According to Dr. Christopher Kramer, a professor of Radiology and Medicine at UVa and study team member, risk assessments for stroke have traditionally focused on the degree to which arterial plaque has constricted blood flow. “You might say, we’ve been worried about the size of the river channel,” he explains. “This study and others like it indicate we also need to pay attention to the river bank and to the kind of silt that’s accumulating there.”
Using computed tomography (CT) angiogram images from UVa’s patient database, the researchers measured calcified and noncalcified plaque in carotid arteries as well as total plaque volume. “There’s a lot of controversy about whether calcium in plaque is a marker of stability or instability,” Dr. Kramer explains. “When plaque in the coronary and carotid arteries is unstable, it is thought to lead to heart attack and stroke, respectively.”
Study findings show that patients with plaque that is more than 45 percent calcified had a low risk of having preceding symptoms of stroke or aborted stroke known as a transient ischemic attack (TIA). “We found that it’s the proportion, rather than the percent blockage, of calcified plaque that is associated with stability in patients with narrowed arteries,” Dr. Kramer notes.

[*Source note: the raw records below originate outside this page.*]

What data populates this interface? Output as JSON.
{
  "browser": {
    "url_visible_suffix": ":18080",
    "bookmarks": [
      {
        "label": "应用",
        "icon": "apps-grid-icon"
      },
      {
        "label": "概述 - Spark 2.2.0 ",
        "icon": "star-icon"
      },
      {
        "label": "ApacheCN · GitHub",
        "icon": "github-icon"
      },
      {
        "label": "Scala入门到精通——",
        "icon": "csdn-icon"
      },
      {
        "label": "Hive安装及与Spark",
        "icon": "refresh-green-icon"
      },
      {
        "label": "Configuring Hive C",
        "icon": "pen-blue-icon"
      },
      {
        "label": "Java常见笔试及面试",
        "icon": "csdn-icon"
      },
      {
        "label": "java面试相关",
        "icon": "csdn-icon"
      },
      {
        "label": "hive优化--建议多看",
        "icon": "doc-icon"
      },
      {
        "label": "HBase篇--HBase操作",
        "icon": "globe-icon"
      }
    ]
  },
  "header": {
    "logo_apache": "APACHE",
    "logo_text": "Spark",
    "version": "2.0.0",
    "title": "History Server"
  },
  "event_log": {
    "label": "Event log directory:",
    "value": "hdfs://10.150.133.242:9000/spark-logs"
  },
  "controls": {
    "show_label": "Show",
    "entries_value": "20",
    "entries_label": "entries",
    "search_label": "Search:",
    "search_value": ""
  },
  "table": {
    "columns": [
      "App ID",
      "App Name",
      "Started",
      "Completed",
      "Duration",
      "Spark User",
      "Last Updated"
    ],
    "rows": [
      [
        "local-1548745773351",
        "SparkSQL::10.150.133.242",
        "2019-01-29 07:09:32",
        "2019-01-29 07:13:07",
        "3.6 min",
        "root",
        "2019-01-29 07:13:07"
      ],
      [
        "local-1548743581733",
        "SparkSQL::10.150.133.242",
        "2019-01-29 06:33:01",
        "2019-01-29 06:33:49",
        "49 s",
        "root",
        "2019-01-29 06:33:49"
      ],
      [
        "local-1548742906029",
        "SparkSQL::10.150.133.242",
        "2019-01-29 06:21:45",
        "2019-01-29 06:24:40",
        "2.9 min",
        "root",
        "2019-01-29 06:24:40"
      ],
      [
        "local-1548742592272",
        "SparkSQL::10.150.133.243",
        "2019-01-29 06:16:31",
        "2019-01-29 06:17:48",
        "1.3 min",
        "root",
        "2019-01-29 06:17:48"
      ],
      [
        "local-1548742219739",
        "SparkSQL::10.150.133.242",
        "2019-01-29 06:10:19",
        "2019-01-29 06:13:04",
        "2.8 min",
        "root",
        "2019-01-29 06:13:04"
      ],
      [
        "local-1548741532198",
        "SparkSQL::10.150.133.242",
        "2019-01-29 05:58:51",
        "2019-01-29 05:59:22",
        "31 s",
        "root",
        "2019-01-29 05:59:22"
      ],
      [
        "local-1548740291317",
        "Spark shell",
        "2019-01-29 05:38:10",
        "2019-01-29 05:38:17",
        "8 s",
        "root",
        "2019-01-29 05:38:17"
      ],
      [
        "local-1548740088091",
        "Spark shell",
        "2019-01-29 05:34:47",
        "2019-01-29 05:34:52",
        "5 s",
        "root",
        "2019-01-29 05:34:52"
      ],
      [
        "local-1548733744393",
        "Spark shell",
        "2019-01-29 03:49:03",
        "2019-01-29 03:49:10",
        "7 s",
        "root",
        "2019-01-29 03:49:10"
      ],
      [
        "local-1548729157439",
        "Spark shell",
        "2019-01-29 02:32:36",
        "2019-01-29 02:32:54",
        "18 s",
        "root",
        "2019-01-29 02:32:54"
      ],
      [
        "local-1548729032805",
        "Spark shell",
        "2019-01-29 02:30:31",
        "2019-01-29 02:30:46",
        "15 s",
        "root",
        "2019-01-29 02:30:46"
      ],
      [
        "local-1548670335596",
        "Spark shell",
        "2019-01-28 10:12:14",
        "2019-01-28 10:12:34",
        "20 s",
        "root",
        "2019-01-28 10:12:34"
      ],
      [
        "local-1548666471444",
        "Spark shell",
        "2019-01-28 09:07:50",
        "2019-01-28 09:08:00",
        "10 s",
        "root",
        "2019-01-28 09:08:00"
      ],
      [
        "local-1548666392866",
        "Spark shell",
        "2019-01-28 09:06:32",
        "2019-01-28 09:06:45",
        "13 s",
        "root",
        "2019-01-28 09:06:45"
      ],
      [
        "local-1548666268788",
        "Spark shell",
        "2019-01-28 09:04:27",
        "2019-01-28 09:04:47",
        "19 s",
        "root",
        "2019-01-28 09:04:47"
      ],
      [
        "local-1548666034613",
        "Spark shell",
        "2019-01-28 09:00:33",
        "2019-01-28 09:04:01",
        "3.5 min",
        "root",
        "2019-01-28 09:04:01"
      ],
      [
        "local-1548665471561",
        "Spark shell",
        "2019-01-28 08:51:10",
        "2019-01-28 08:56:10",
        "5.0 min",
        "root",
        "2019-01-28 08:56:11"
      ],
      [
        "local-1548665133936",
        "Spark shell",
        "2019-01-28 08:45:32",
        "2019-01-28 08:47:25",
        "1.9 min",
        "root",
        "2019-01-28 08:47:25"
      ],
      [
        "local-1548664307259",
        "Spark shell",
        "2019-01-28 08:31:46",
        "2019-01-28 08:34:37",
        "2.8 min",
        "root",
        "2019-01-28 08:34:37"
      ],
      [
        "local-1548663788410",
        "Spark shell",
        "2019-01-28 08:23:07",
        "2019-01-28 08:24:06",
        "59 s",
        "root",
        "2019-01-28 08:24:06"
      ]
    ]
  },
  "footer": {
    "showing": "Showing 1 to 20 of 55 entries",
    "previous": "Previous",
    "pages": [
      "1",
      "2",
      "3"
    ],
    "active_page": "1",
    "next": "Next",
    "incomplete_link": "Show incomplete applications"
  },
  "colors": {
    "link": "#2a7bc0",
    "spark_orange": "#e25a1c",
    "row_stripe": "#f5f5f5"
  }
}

In current clinical practice, physicians look at the percent blockage in the carotid artery to identify candidates for plaquPage: 1 2 Related medicine news :1
. Dangers of Low Calcium Intake 2
. Calcium reduces colon cancer risk3
. Calcium-blocker delays atherosclerosis than beta-blockers4
. Can Calcium Help Reduce Weight?
. The Role Of Calcium In The Formation Of Kidney Stones6
. The Role Of Calcium In The Formation Of Kidney Stones
. The Role Of Calcium In The Formation Of Kidney Stones8
. The Benefits Of Calcium Supplements 9
. Calcium-rich Diet Good For Youngsters 10
. Calcium and Vitamin D Supplements Could Be Effective In Treating Patients With Osteoporosis 11
. Calcium and Vitamin D reduces risk of Premenstrual syndrome